Crashes cost millions
14 October 2019 | Accidents
The MVA Fund confirmed on Friday that 444 people had died on Namibian roads between 1 January and 29 September. A total of 360 funeral grants, of N$7 000 each, were paid out.
The most recent crash statistics show that 455 people died in crashes between January and 6 October. Should all claims be submitted, the MVA Fund could fork out more than N$3.1 million in funeral grants.
Compared to last year, fatalities on Namibian roads have shot up by 10%, with 455 deaths this year compared to 414 during the same period in 2018.
The number of crashes declined by 6% though - from 2 891 last year to 2 704 this year in the period under review.
The number of injuries also declined by 6%, with 4 680 people injured in crashes between January and 6 October 2018, and 4 412 this year during the same time.
In terms of injury grants, the claims submitted by 1 282 beneficiaries to the fund between January and 29 September amounted to N$21 million.
The fund offers injury grants of up to N$100 000 depending on the nature and severity of the injuries.
Between January and September, the fund paid over N$133 million to medical service providers in respect of those injured in crashes. This amount may include figures from the previous year, the MVA Fund underlined.
In addition to this amount, the fund accepted liabilities of N$81.2 million between January and September, which provided for health services, including rehabilitation, hospitalisation, specialists, radiology and other auxiliary services.
Injured people are also eligible for loss of income grants, limited to N$100 000 per person. Of the people injured this year, only 14 claimed during the nine months under review.
The fund received 39 claims for loss of support by dependents who lost breadwinners in car crashes, for which the fund can pay out a maximum of N$100 000 per family.
A 2018 World Bank study, titled 'The High Toll of Traffic Injuries: Unacceptable and Preventable' warned that road accidents pose a serious developmental challenge that comes with a steep price tag.
The study underlined that addressing road traffic accidents, injuries and deaths is not only a transport sector challenge, but a challenge that affects overall health, wellbeing and economic growth in a country.

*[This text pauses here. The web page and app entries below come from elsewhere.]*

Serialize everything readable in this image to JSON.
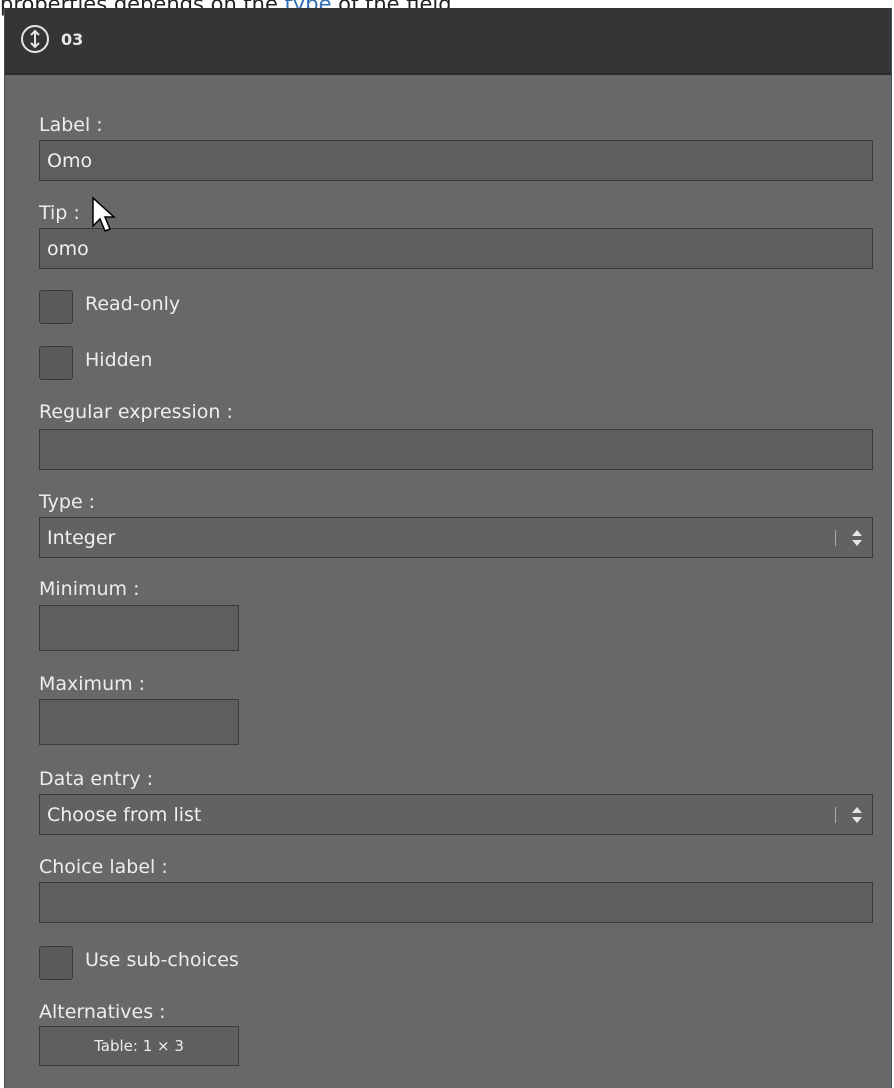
{
  "doc_text": {
    "before": "properties depends on the ",
    "link": "type",
    "after": " of the field."
  },
  "header": {
    "icon": "info-sort-icon",
    "title": "03"
  },
  "form": {
    "label": {
      "caption": "Label :",
      "value": "Omo"
    },
    "tip": {
      "caption": "Tip :",
      "value": "omo"
    },
    "read_only": {
      "caption": "Read-only",
      "checked": false
    },
    "hidden": {
      "caption": "Hidden",
      "checked": false
    },
    "regex": {
      "caption": "Regular expression :",
      "value": ""
    },
    "type": {
      "caption": "Type :",
      "value": "Integer"
    },
    "minimum": {
      "caption": "Minimum :",
      "value": ""
    },
    "maximum": {
      "caption": "Maximum :",
      "value": ""
    },
    "data_entry": {
      "caption": "Data entry :",
      "value": "Choose from list"
    },
    "choice_label": {
      "caption": "Choice label :",
      "value": ""
    },
    "sub_choices": {
      "caption": "Use sub-choices",
      "checked": false
    },
    "alternatives": {
      "caption": "Alternatives :",
      "button": "Table: 1 × 3"
    }
  },
  "colors": {
    "panel_bg": "#67686a",
    "header_bg": "#343537",
    "link": "#2e6db4"
  }
}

The study emphasised the importance of including health planners and public health officials, noting that “road traffic injury prevention should be regarded as a key pillar of the health agenda”.
The study found that developing countries have made significant strides in reducing the proportion of communicable diseases, maternal deaths, and nutritional diseases, and are making strides in dealing with non-communicable diseases.
“However, the benefits linked to reducing road injuries are yet to be realised.” The study outcomes indicate that road traffic injuries or deaths will not be reduced in a significant way “unless we bring a wide range of stakeholders around the same table”.
In December 2018, the World Health Organisation found that roughly 1.35 million people die each year in road accidents globally, underlining further that more than half of all road traffic deaths are among vulnerable road users: pedestrians, cyclists and motorcyclists.
The WHO noted that fatal road traffic injuries are the leading cause of death for children and young adults aged 5-29 years globally.
The WHO stated that crashes cost most countries 3% of their gross domestic product.